## Your task
Reproduce the entries exactly and omit the pictures.

## Dataset entries
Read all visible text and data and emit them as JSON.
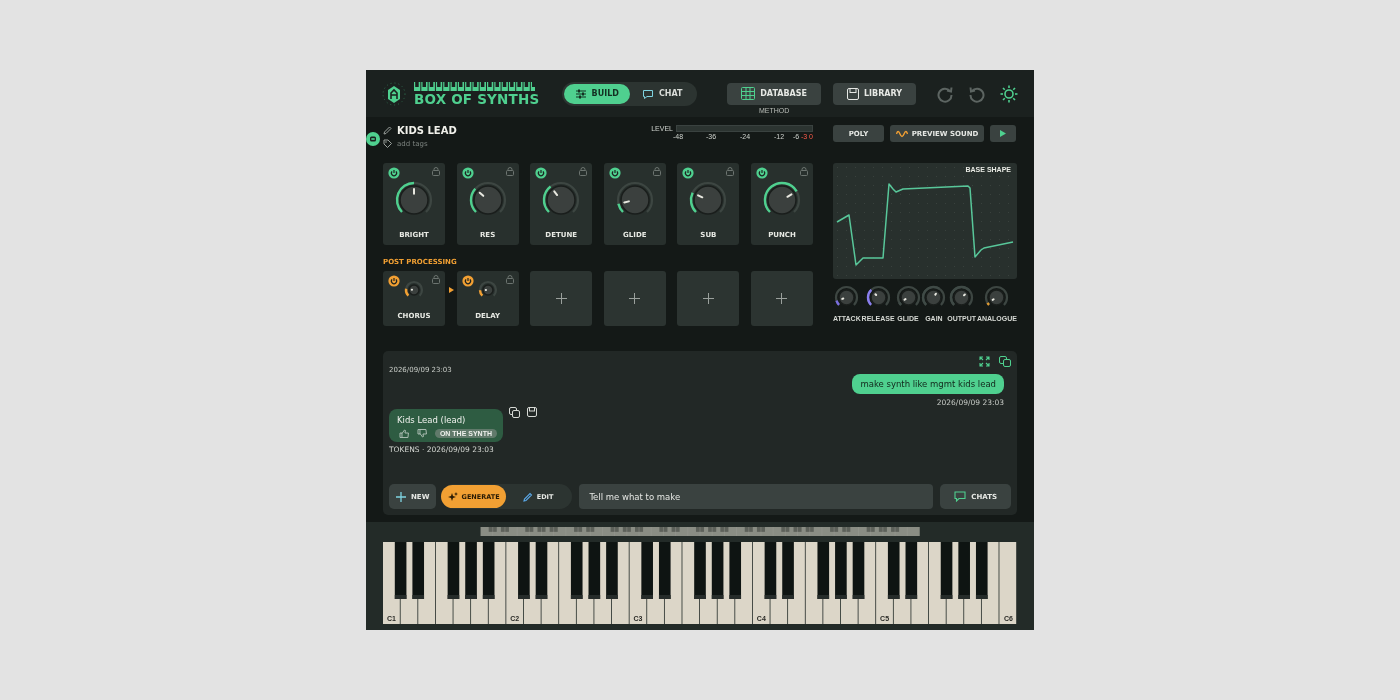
{
  "header": {
    "title": "BOX OF SYNTHS",
    "mode_tabs": [
      {
        "label": "BUILD",
        "selected": true,
        "kind": "build"
      },
      {
        "label": "CHAT",
        "selected": false,
        "kind": "chat"
      }
    ],
    "buttons": [
      {
        "label": "DATABASE",
        "caption": "METHOD",
        "kind": "database"
      },
      {
        "label": "LIBRARY",
        "kind": "library"
      }
    ]
  },
  "patch": {
    "name": "KIDS LEAD",
    "tags_placeholder": "add tags"
  },
  "level_meter": {
    "label": "LEVEL",
    "ticks": [
      {
        "label": "-48",
        "hot": false
      },
      {
        "label": "-36",
        "hot": false
      },
      {
        "label": "-24",
        "hot": false
      },
      {
        "label": "-12",
        "hot": false
      },
      {
        "label": "-6",
        "hot": false
      },
      {
        "label": "-3",
        "hot": true
      },
      {
        "label": "0",
        "hot": true
      }
    ]
  },
  "transport": {
    "voice_mode": "POLY",
    "preview": "PREVIEW SOUND"
  },
  "modules": [
    {
      "label": "BRIGHT",
      "on": true
    },
    {
      "label": "RES",
      "on": true
    },
    {
      "label": "DETUNE",
      "on": true
    },
    {
      "label": "GLIDE",
      "on": true
    },
    {
      "label": "SUB",
      "on": true
    },
    {
      "label": "PUNCH",
      "on": true
    }
  ],
  "post_processing": {
    "title": "POST PROCESSING",
    "slots": [
      {
        "kind": "effect",
        "label": "CHORUS",
        "on": true
      },
      {
        "kind": "effect",
        "label": "DELAY",
        "on": true
      },
      {
        "kind": "empty"
      },
      {
        "kind": "empty"
      },
      {
        "kind": "empty"
      },
      {
        "kind": "empty"
      }
    ]
  },
  "base_shape": {
    "title": "BASE SHAPE"
  },
  "macros": [
    {
      "label": "ATTACK"
    },
    {
      "label": "RELEASE"
    },
    {
      "label": "GLIDE"
    },
    {
      "label": "GAIN"
    },
    {
      "label": "OUTPUT"
    },
    {
      "label": "ANALOGUE"
    }
  ],
  "chat": {
    "older_timestamp": "2026/09/09 23:03",
    "messages": [
      {
        "kind": "user",
        "text": "make synth like mgmt kids lead",
        "time": "2026/09/09 23:03"
      },
      {
        "kind": "assistant",
        "text": "Kids Lead (lead)",
        "badge": "ON THE SYNTH",
        "meta": "TOKENS · 2026/09/09 23:03"
      }
    ],
    "new_button": "NEW",
    "modes": [
      {
        "label": "GENERATE",
        "selected": true,
        "kind": "generate"
      },
      {
        "label": "EDIT",
        "selected": false,
        "kind": "edit"
      }
    ],
    "input_placeholder": "Tell me what to make",
    "chats_button": "CHATS"
  },
  "keyboard": {
    "octave_labels": [
      "C1",
      "C2",
      "C3",
      "C4",
      "C5",
      "C6"
    ]
  }
}
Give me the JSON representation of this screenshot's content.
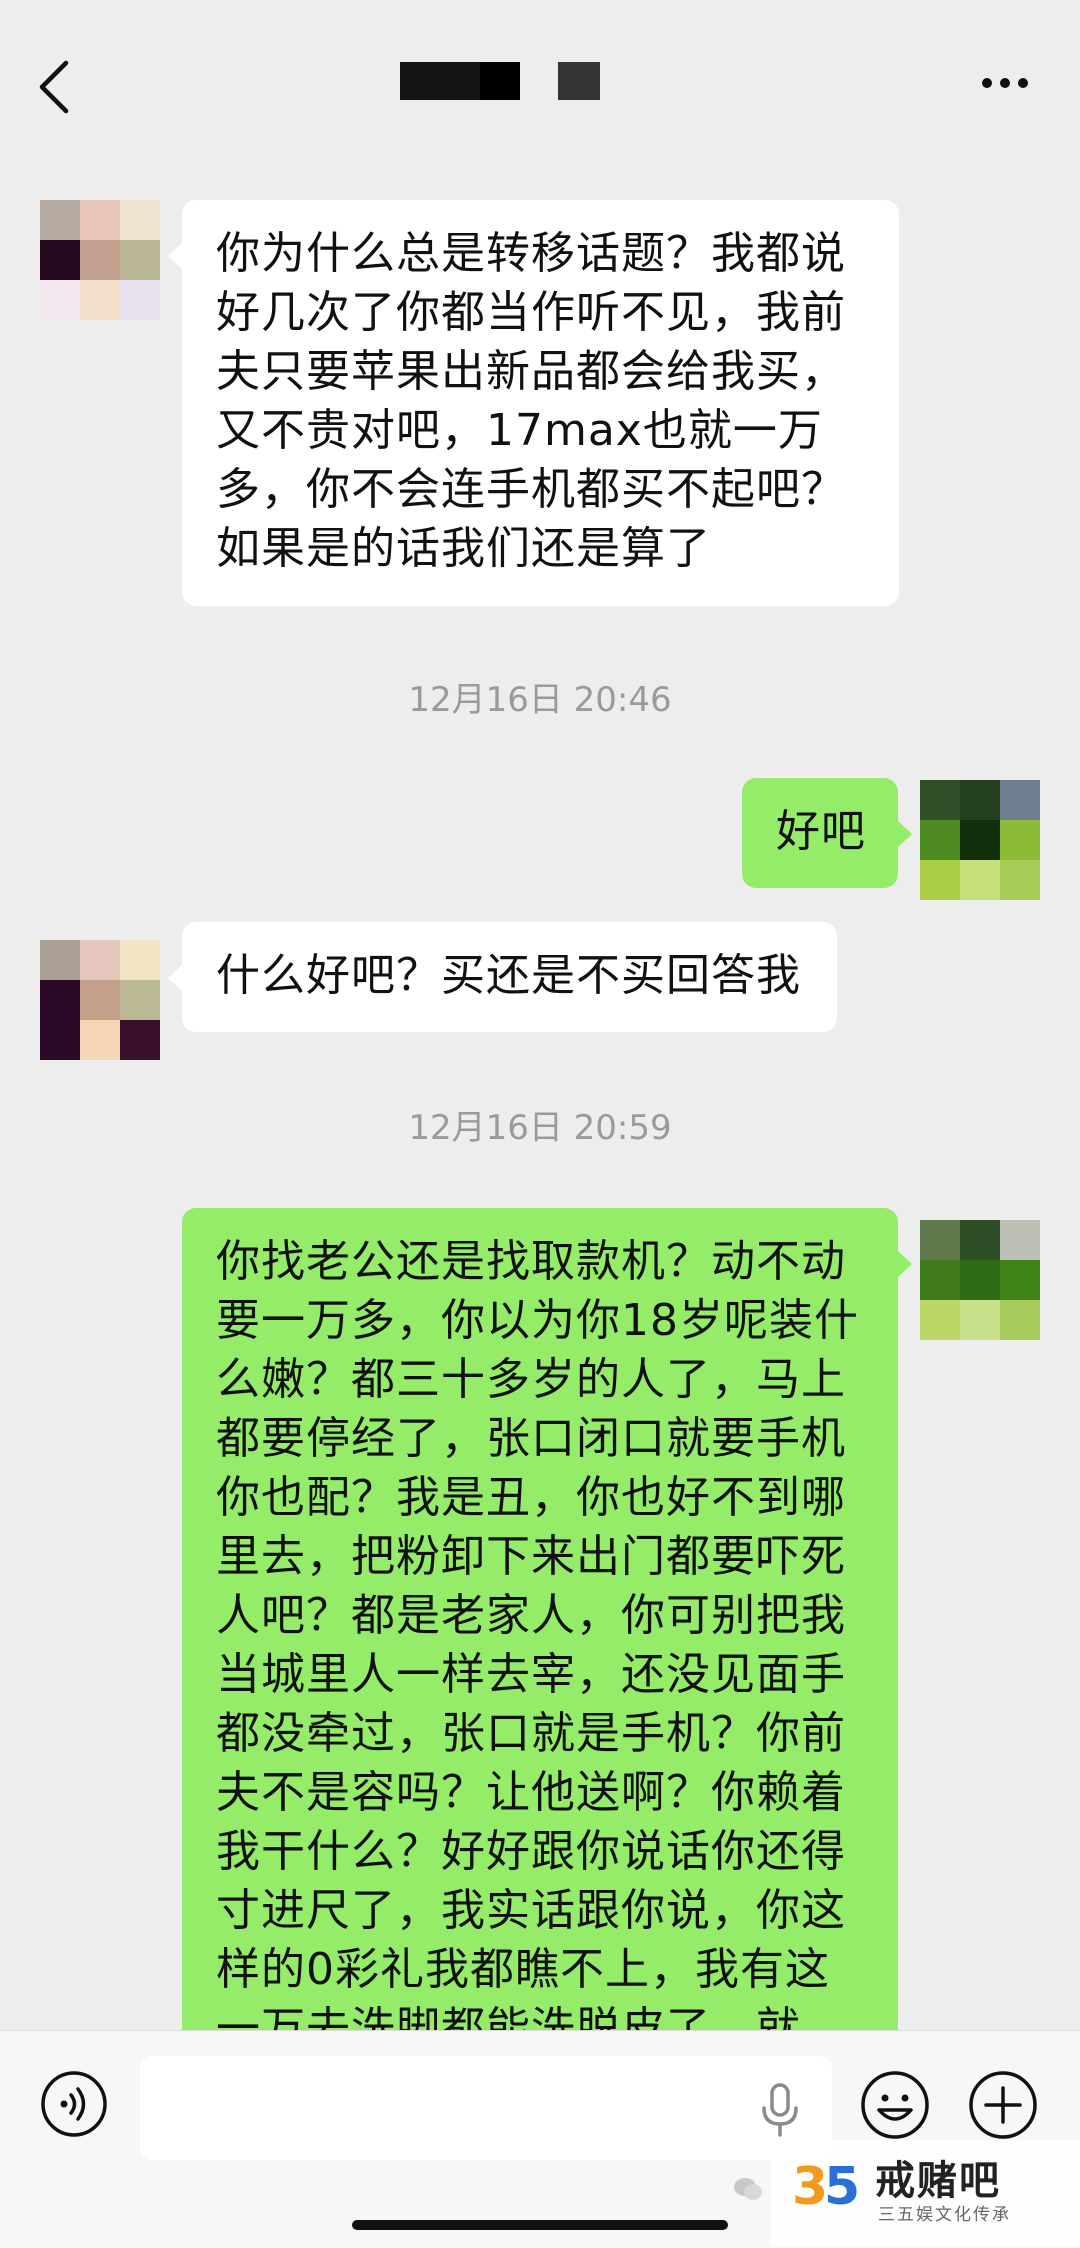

## Solution for this task
Read all visible text and data and emit them as JSON.
{
  "header": {
    "title": "BOX OF SYNTHS",
    "mode_tabs": [
      {
        "label": "BUILD",
        "selected": true,
        "kind": "build"
      },
      {
        "label": "CHAT",
        "selected": false,
        "kind": "chat"
      }
    ],
    "buttons": [
      {
        "label": "DATABASE",
        "caption": "METHOD",
        "kind": "database"
      },
      {
        "label": "LIBRARY",
        "kind": "library"
      }
    ]
  },
  "patch": {
    "name": "KIDS LEAD",
    "tags_placeholder": "add tags"
  },
  "level_meter": {
    "label": "LEVEL",
    "ticks": [
      {
        "label": "-48",
        "hot": false
      },
      {
        "label": "-36",
        "hot": false
      },
      {
        "label": "-24",
        "hot": false
      },
      {
        "label": "-12",
        "hot": false
      },
      {
        "label": "-6",
        "hot": false
      },
      {
        "label": "-3",
        "hot": true
      },
      {
        "label": "0",
        "hot": true
      }
    ]
  },
  "transport": {
    "voice_mode": "POLY",
    "preview": "PREVIEW SOUND"
  },
  "modules": [
    {
      "label": "BRIGHT",
      "on": true
    },
    {
      "label": "RES",
      "on": true
    },
    {
      "label": "DETUNE",
      "on": true
    },
    {
      "label": "GLIDE",
      "on": true
    },
    {
      "label": "SUB",
      "on": true
    },
    {
      "label": "PUNCH",
      "on": true
    }
  ],
  "post_processing": {
    "title": "POST PROCESSING",
    "slots": [
      {
        "kind": "effect",
        "label": "CHORUS",
        "on": true
      },
      {
        "kind": "effect",
        "label": "DELAY",
        "on": true
      },
      {
        "kind": "empty"
      },
      {
        "kind": "empty"
      },
      {
        "kind": "empty"
      },
      {
        "kind": "empty"
      }
    ]
  },
  "base_shape": {
    "title": "BASE SHAPE"
  },
  "macros": [
    {
      "label": "ATTACK"
    },
    {
      "label": "RELEASE"
    },
    {
      "label": "GLIDE"
    },
    {
      "label": "GAIN"
    },
    {
      "label": "OUTPUT"
    },
    {
      "label": "ANALOGUE"
    }
  ],
  "chat": {
    "older_timestamp": "2026/09/09 23:03",
    "messages": [
      {
        "kind": "user",
        "text": "make synth like mgmt kids lead",
        "time": "2026/09/09 23:03"
      },
      {
        "kind": "assistant",
        "text": "Kids Lead (lead)",
        "badge": "ON THE SYNTH",
        "meta": "TOKENS · 2026/09/09 23:03"
      }
    ],
    "new_button": "NEW",
    "modes": [
      {
        "label": "GENERATE",
        "selected": true,
        "kind": "generate"
      },
      {
        "label": "EDIT",
        "selected": false,
        "kind": "edit"
      }
    ],
    "input_placeholder": "Tell me what to make",
    "chats_button": "CHATS"
  },
  "keyboard": {
    "octave_labels": [
      "C1",
      "C2",
      "C3",
      "C4",
      "C5",
      "C6"
    ]
  }
}
Give me the JSON representation of this screenshot's content.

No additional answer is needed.